Exercise details: Because the pictures are not wanted, reproduce the rest of the records below exactly as they stand.

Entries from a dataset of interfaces
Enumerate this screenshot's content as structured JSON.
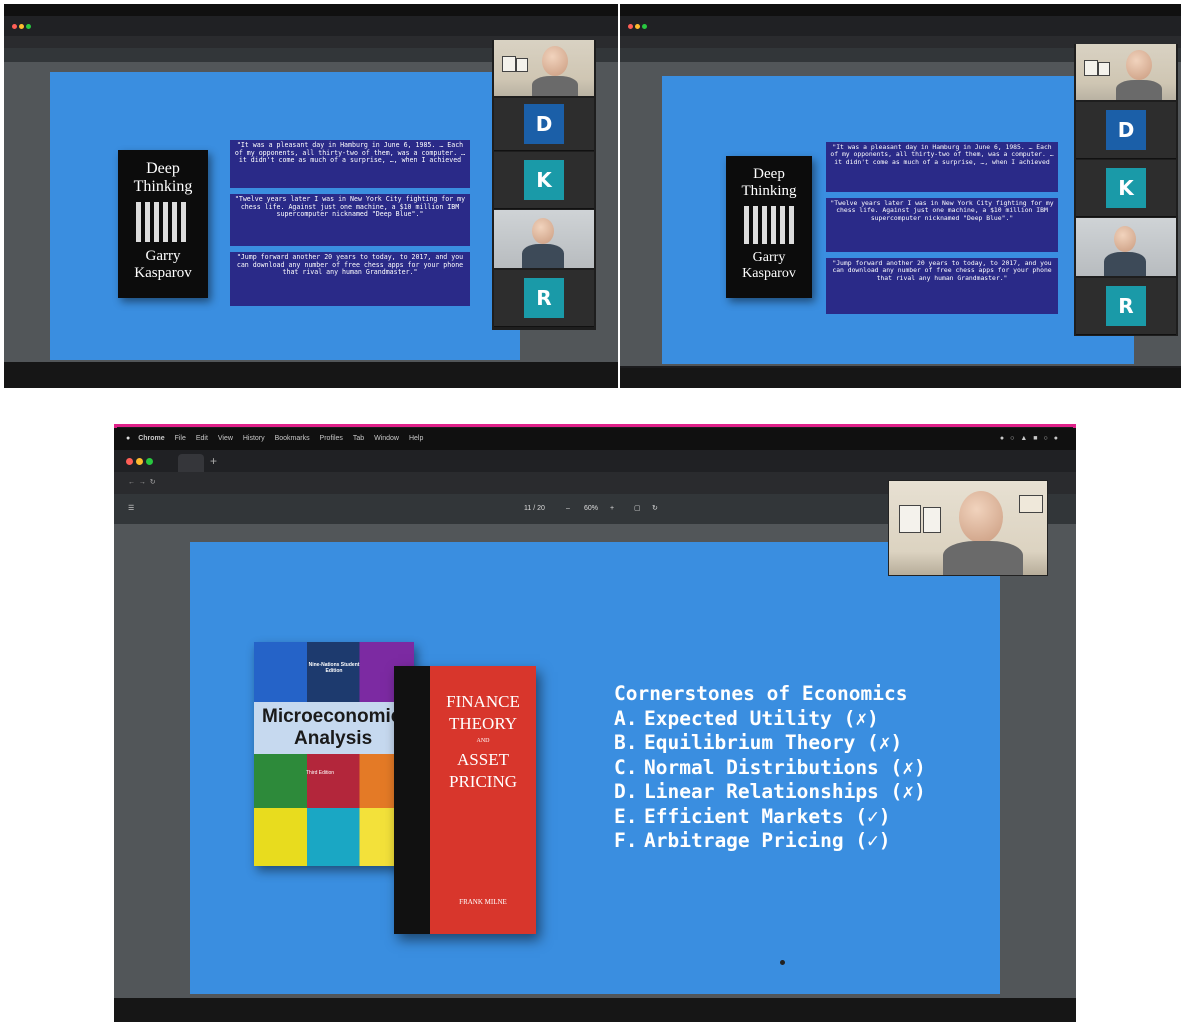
{
  "top_left": {
    "quotes": [
      "\"It was a pleasant day in Hamburg in June 6, 1985. … Each of my opponents, all thirty-two of them, was a computer. … it didn't come as much of a surprise, …, when I achieved",
      "\"Twelve years later I was in New York City fighting for my chess life. Against just one machine, a $10 million IBM supercomputer nicknamed \"Deep Blue\".\"",
      "\"Jump forward another 20 years to today, to 2017, and you can download any number of free chess apps for your phone that rival any human Grandmaster.\""
    ],
    "book": {
      "title1": "Deep",
      "title2": "Thinking",
      "author1": "Garry",
      "author2": "Kasparov"
    },
    "participants": [
      "D",
      "K",
      "R"
    ]
  },
  "top_right": {
    "quotes": [
      "\"It was a pleasant day in Hamburg in June 6, 1985. … Each of my opponents, all thirty-two of them, was a computer. … it didn't come as much of a surprise, …, when I achieved",
      "\"Twelve years later I was in New York City fighting for my chess life. Against just one machine, a $10 million IBM supercomputer nicknamed \"Deep Blue\".\"",
      "\"Jump forward another 20 years to today, to 2017, and you can download any number of free chess apps for your phone that rival any human Grandmaster.\""
    ],
    "book": {
      "title1": "Deep",
      "title2": "Thinking",
      "author1": "Garry",
      "author2": "Kasparov"
    },
    "participants": [
      "D",
      "K",
      "R"
    ]
  },
  "bottom": {
    "menubar": [
      "Chrome",
      "File",
      "Edit",
      "View",
      "History",
      "Bookmarks",
      "Profiles",
      "Tab",
      "Window",
      "Help"
    ],
    "pdf_toolbar": {
      "page": "11 / 20",
      "zoom": "60%"
    },
    "book1": {
      "edition_note": "Nine-Nations Student Edition",
      "title_line1": "Microeconomic",
      "title_line2": "Analysis",
      "edition": "Third Edition"
    },
    "book2": {
      "title": [
        "FINANCE",
        "THEORY",
        "AND",
        "ASSET",
        "PRICING"
      ],
      "author": "FRANK MILNE"
    },
    "heading": "Cornerstones of Economics",
    "items": [
      {
        "letter": "A.",
        "text": "Expected Utility (✗)"
      },
      {
        "letter": "B.",
        "text": "Equilibrium Theory (✗)"
      },
      {
        "letter": "C.",
        "text": "Normal Distributions (✗)"
      },
      {
        "letter": "D.",
        "text": "Linear Relationships (✗)"
      },
      {
        "letter": "E.",
        "text": "Efficient Markets (✓)"
      },
      {
        "letter": "F.",
        "text": "Arbitrage Pricing (✓)"
      }
    ]
  },
  "colors": {
    "slide_blue": "#3a8ee0",
    "quote_navy": "#2a2a88",
    "tile_blue": "#1b5fa8",
    "tile_teal": "#1a9aa8",
    "highlight_pink": "#e0218a"
  }
}
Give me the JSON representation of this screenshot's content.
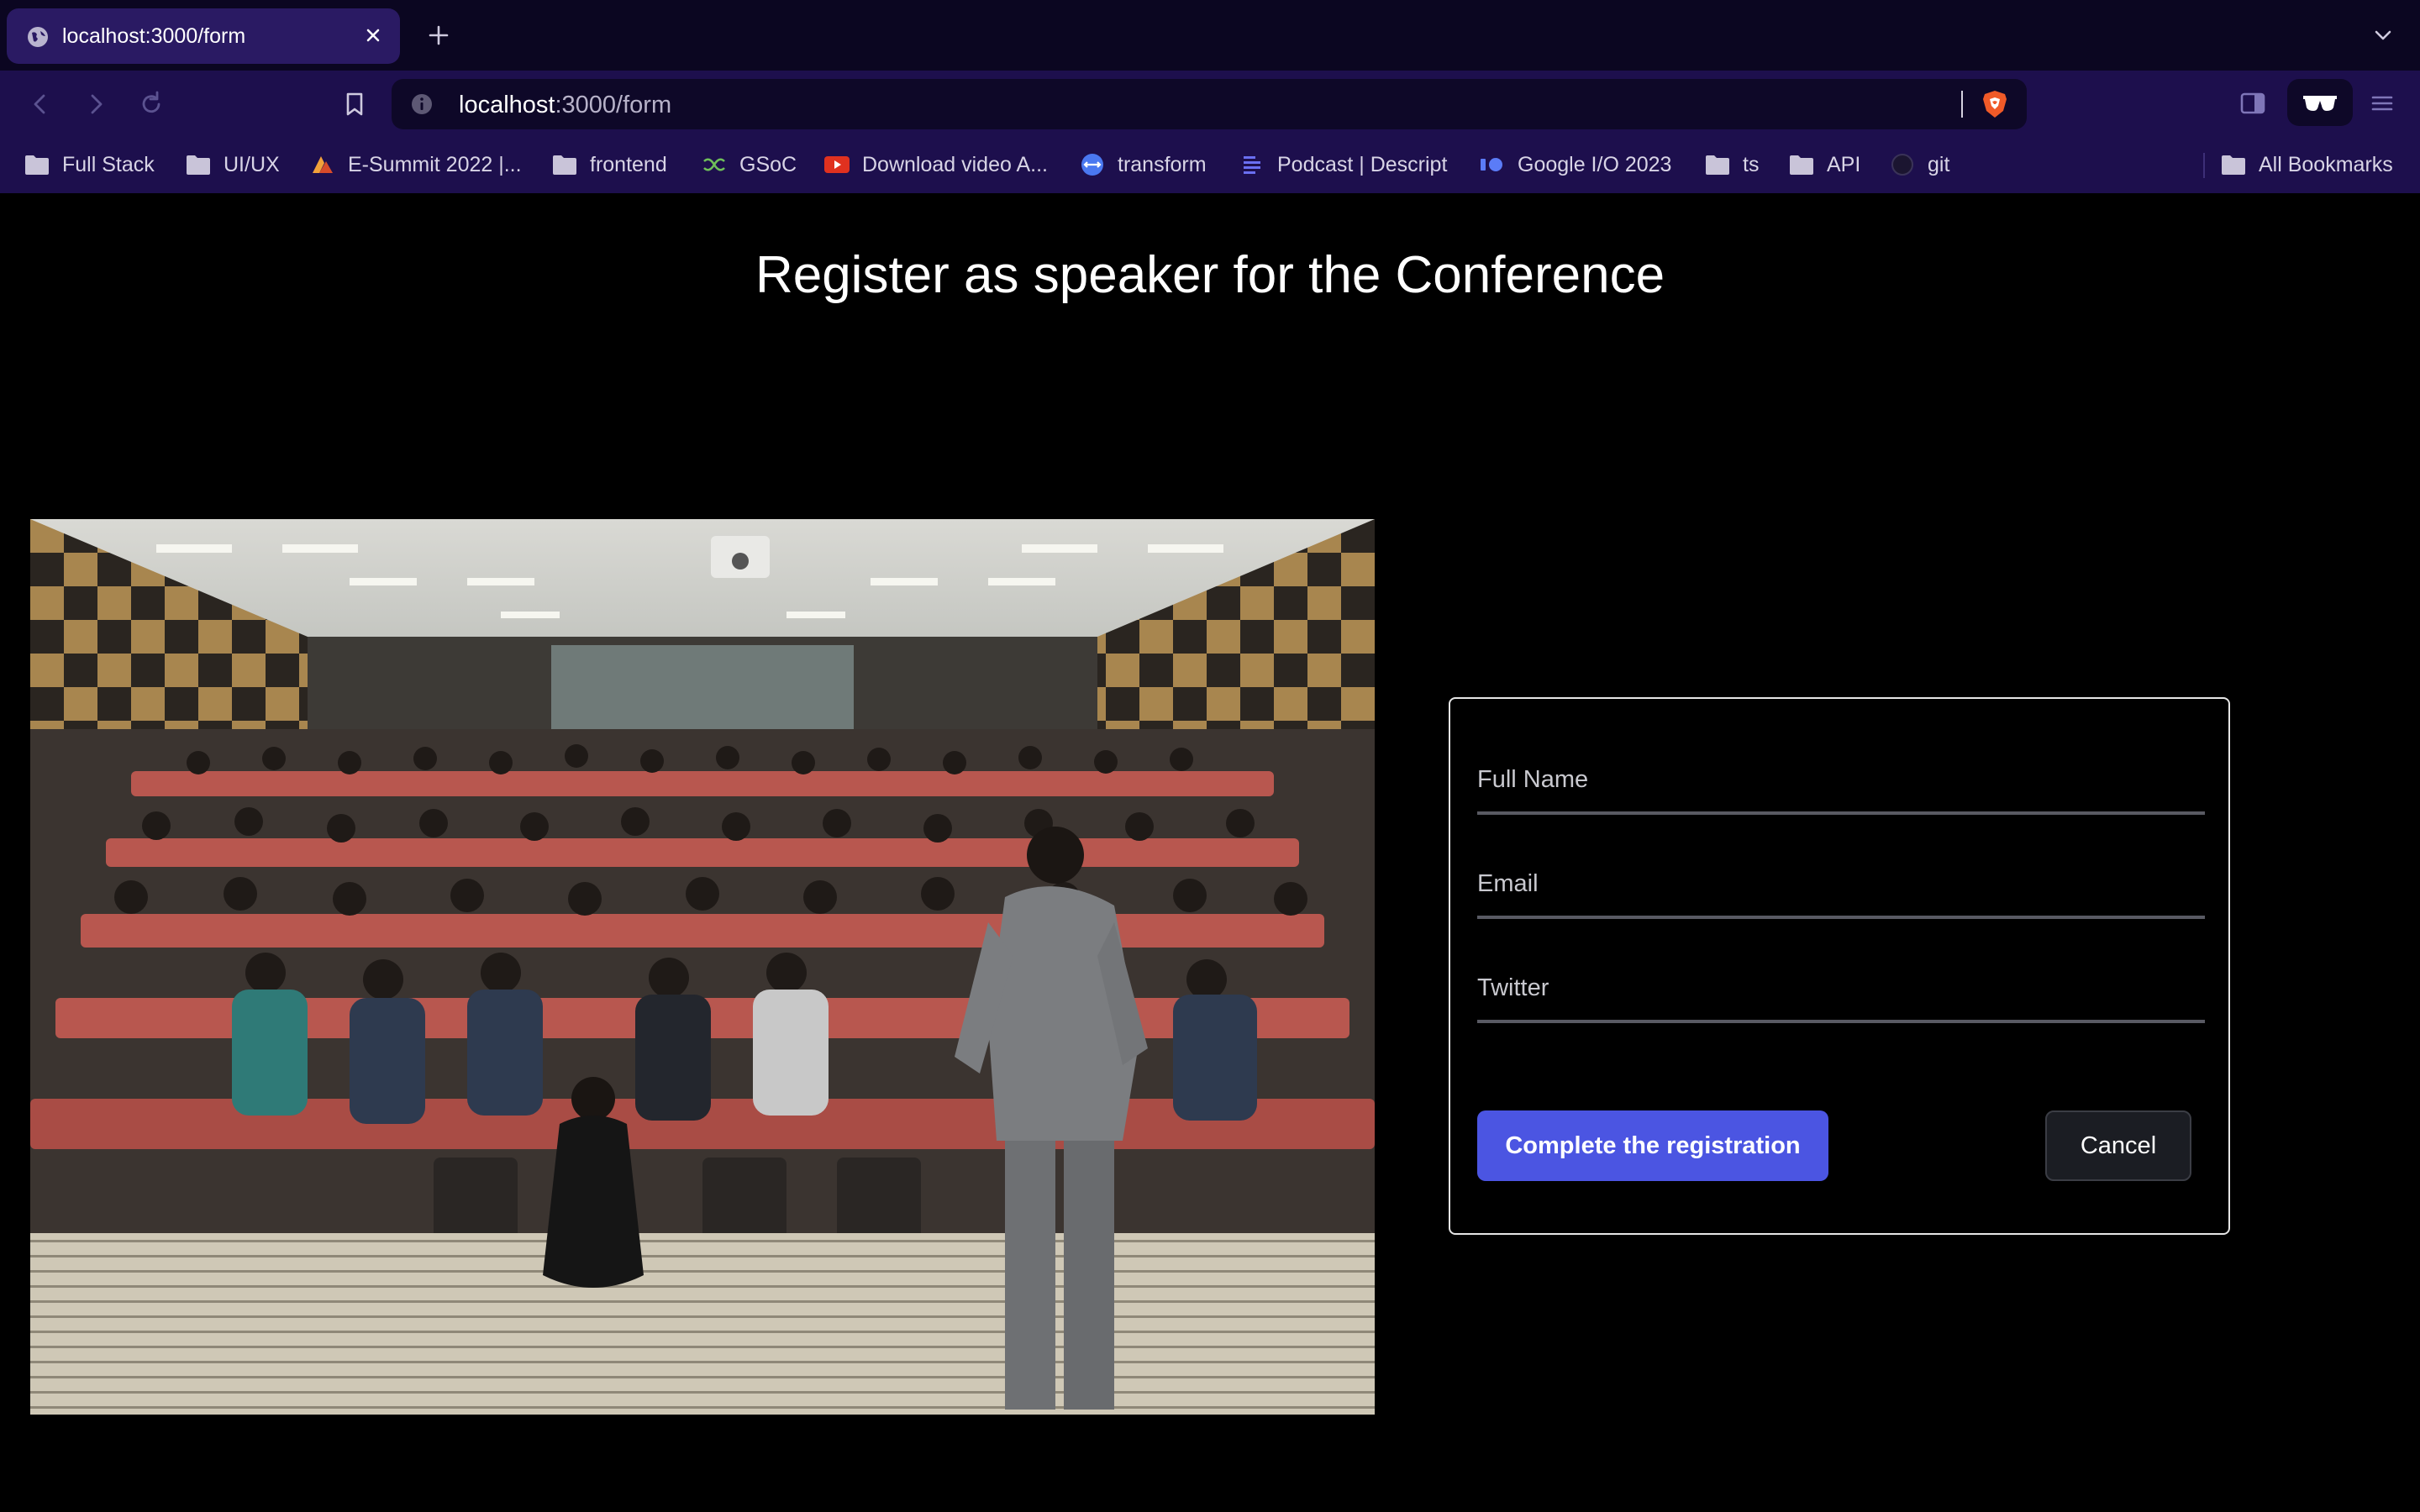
{
  "browser": {
    "tab": {
      "title": "localhost:3000/form"
    },
    "url": {
      "host": "localhost",
      "path": ":3000/form"
    },
    "bookmarks": [
      {
        "label": "Full Stack",
        "icon": "folder-icon"
      },
      {
        "label": "UI/UX",
        "icon": "folder-icon"
      },
      {
        "label": "E-Summit 2022 |...",
        "icon": "esummit-icon"
      },
      {
        "label": "frontend",
        "icon": "folder-icon"
      },
      {
        "label": "GSoC",
        "icon": "gsoc-icon"
      },
      {
        "label": "Download video A...",
        "icon": "youtube-icon"
      },
      {
        "label": "transform",
        "icon": "transform-icon"
      },
      {
        "label": "Podcast | Descript",
        "icon": "descript-icon"
      },
      {
        "label": "Google I/O 2023",
        "icon": "google-io-icon"
      },
      {
        "label": "ts",
        "icon": "folder-icon"
      },
      {
        "label": "API",
        "icon": "folder-icon"
      },
      {
        "label": "git",
        "icon": "github-icon"
      }
    ],
    "all_bookmarks": "All Bookmarks"
  },
  "page": {
    "heading": "Register as speaker for the Conference",
    "form": {
      "full_name_placeholder": "Full Name",
      "email_placeholder": "Email",
      "twitter_placeholder": "Twitter",
      "submit_label": "Complete the registration",
      "cancel_label": "Cancel"
    }
  },
  "colors": {
    "tabstrip_bg": "#0b0621",
    "toolbar_bg": "#1d0f4d",
    "active_tab_bg": "#2a1a63",
    "page_bg": "#000000",
    "primary_button": "#4b55e2",
    "secondary_button": "#1b1d23"
  }
}
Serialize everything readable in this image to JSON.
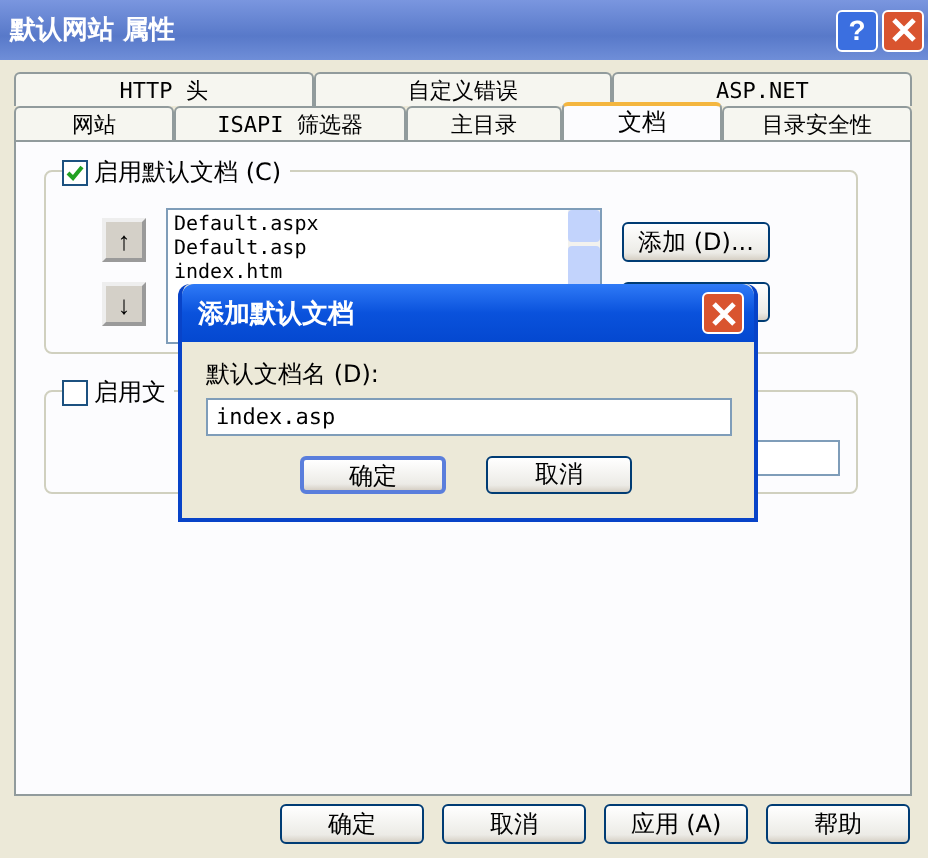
{
  "window": {
    "title": "默认网站 属性",
    "help_button": "?"
  },
  "tabs_back": [
    {
      "label": "HTTP 头",
      "selected": false
    },
    {
      "label": "自定义错误",
      "selected": false
    },
    {
      "label": "ASP.NET",
      "selected": false
    }
  ],
  "tabs_front": [
    {
      "label": "网站",
      "selected": false
    },
    {
      "label": "ISAPI 筛选器",
      "selected": false
    },
    {
      "label": "主目录",
      "selected": false
    },
    {
      "label": "文档",
      "selected": true
    },
    {
      "label": "目录安全性",
      "selected": false
    }
  ],
  "default_docs": {
    "label": "启用默认文档 (C)",
    "checked": true,
    "up_button": "↑",
    "down_button": "↓",
    "items": [
      "Default.aspx",
      "Default.asp",
      "index.htm"
    ],
    "add_button": "添加 (D)..."
  },
  "footer_group": {
    "label": "启用文",
    "checked": false
  },
  "dialog": {
    "title": "添加默认文档",
    "field_label": "默认文档名 (D):",
    "value": "index.asp",
    "buttons": [
      "确定",
      "取消"
    ]
  },
  "buttons": [
    "确定",
    "取消",
    "应用 (A)",
    "帮助"
  ]
}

Answer section:
Enumerate this screenshot's content as structured JSON.
{
  "top_left": {
    "quotes": [
      "\"It was a pleasant day in Hamburg in June 6, 1985. … Each of my opponents, all thirty-two of them, was a computer. … it didn't come as much of a surprise, …, when I achieved",
      "\"Twelve years later I was in New York City fighting for my chess life. Against just one machine, a $10 million IBM supercomputer nicknamed \"Deep Blue\".\"",
      "\"Jump forward another 20 years to today, to 2017, and you can download any number of free chess apps for your phone that rival any human Grandmaster.\""
    ],
    "book": {
      "title1": "Deep",
      "title2": "Thinking",
      "author1": "Garry",
      "author2": "Kasparov"
    },
    "participants": [
      "D",
      "K",
      "R"
    ]
  },
  "top_right": {
    "quotes": [
      "\"It was a pleasant day in Hamburg in June 6, 1985. … Each of my opponents, all thirty-two of them, was a computer. … it didn't come as much of a surprise, …, when I achieved",
      "\"Twelve years later I was in New York City fighting for my chess life. Against just one machine, a $10 million IBM supercomputer nicknamed \"Deep Blue\".\"",
      "\"Jump forward another 20 years to today, to 2017, and you can download any number of free chess apps for your phone that rival any human Grandmaster.\""
    ],
    "book": {
      "title1": "Deep",
      "title2": "Thinking",
      "author1": "Garry",
      "author2": "Kasparov"
    },
    "participants": [
      "D",
      "K",
      "R"
    ]
  },
  "bottom": {
    "menubar": [
      "Chrome",
      "File",
      "Edit",
      "View",
      "History",
      "Bookmarks",
      "Profiles",
      "Tab",
      "Window",
      "Help"
    ],
    "pdf_toolbar": {
      "page": "11 / 20",
      "zoom": "60%"
    },
    "book1": {
      "edition_note": "Nine-Nations Student Edition",
      "title_line1": "Microeconomic",
      "title_line2": "Analysis",
      "edition": "Third Edition"
    },
    "book2": {
      "title": [
        "FINANCE",
        "THEORY",
        "AND",
        "ASSET",
        "PRICING"
      ],
      "author": "FRANK MILNE"
    },
    "heading": "Cornerstones of Economics",
    "items": [
      {
        "letter": "A.",
        "text": "Expected Utility (✗)"
      },
      {
        "letter": "B.",
        "text": "Equilibrium Theory (✗)"
      },
      {
        "letter": "C.",
        "text": "Normal Distributions (✗)"
      },
      {
        "letter": "D.",
        "text": "Linear Relationships (✗)"
      },
      {
        "letter": "E.",
        "text": "Efficient Markets (✓)"
      },
      {
        "letter": "F.",
        "text": "Arbitrage Pricing (✓)"
      }
    ]
  },
  "colors": {
    "slide_blue": "#3a8ee0",
    "quote_navy": "#2a2a88",
    "tile_blue": "#1b5fa8",
    "tile_teal": "#1a9aa8",
    "highlight_pink": "#e0218a"
  }
}
Give me the JSON representation of this screenshot's content.
{
  "browser": {
    "tab": {
      "title": "localhost:3000/form"
    },
    "url": {
      "host": "localhost",
      "path": ":3000/form"
    },
    "bookmarks": [
      {
        "label": "Full Stack",
        "icon": "folder-icon"
      },
      {
        "label": "UI/UX",
        "icon": "folder-icon"
      },
      {
        "label": "E-Summit 2022 |...",
        "icon": "esummit-icon"
      },
      {
        "label": "frontend",
        "icon": "folder-icon"
      },
      {
        "label": "GSoC",
        "icon": "gsoc-icon"
      },
      {
        "label": "Download video A...",
        "icon": "youtube-icon"
      },
      {
        "label": "transform",
        "icon": "transform-icon"
      },
      {
        "label": "Podcast | Descript",
        "icon": "descript-icon"
      },
      {
        "label": "Google I/O 2023",
        "icon": "google-io-icon"
      },
      {
        "label": "ts",
        "icon": "folder-icon"
      },
      {
        "label": "API",
        "icon": "folder-icon"
      },
      {
        "label": "git",
        "icon": "github-icon"
      }
    ],
    "all_bookmarks": "All Bookmarks"
  },
  "page": {
    "heading": "Register as speaker for the Conference",
    "form": {
      "full_name_placeholder": "Full Name",
      "email_placeholder": "Email",
      "twitter_placeholder": "Twitter",
      "submit_label": "Complete the registration",
      "cancel_label": "Cancel"
    }
  },
  "colors": {
    "tabstrip_bg": "#0b0621",
    "toolbar_bg": "#1d0f4d",
    "active_tab_bg": "#2a1a63",
    "page_bg": "#000000",
    "primary_button": "#4b55e2",
    "secondary_button": "#1b1d23"
  }
}
Serialize everything readable in this image to JSON.
{
  "window": {
    "title": "默认网站 属性",
    "help_button": "?"
  },
  "tabs_back": [
    {
      "label": "HTTP 头",
      "selected": false
    },
    {
      "label": "自定义错误",
      "selected": false
    },
    {
      "label": "ASP.NET",
      "selected": false
    }
  ],
  "tabs_front": [
    {
      "label": "网站",
      "selected": false
    },
    {
      "label": "ISAPI 筛选器",
      "selected": false
    },
    {
      "label": "主目录",
      "selected": false
    },
    {
      "label": "文档",
      "selected": true
    },
    {
      "label": "目录安全性",
      "selected": false
    }
  ],
  "default_docs": {
    "label": "启用默认文档 (C)",
    "checked": true,
    "up_button": "↑",
    "down_button": "↓",
    "items": [
      "Default.aspx",
      "Default.asp",
      "index.htm"
    ],
    "add_button": "添加 (D)..."
  },
  "footer_group": {
    "label": "启用文",
    "checked": false
  },
  "dialog": {
    "title": "添加默认文档",
    "field_label": "默认文档名 (D):",
    "value": "index.asp",
    "buttons": [
      "确定",
      "取消"
    ]
  },
  "buttons": [
    "确定",
    "取消",
    "应用 (A)",
    "帮助"
  ]
}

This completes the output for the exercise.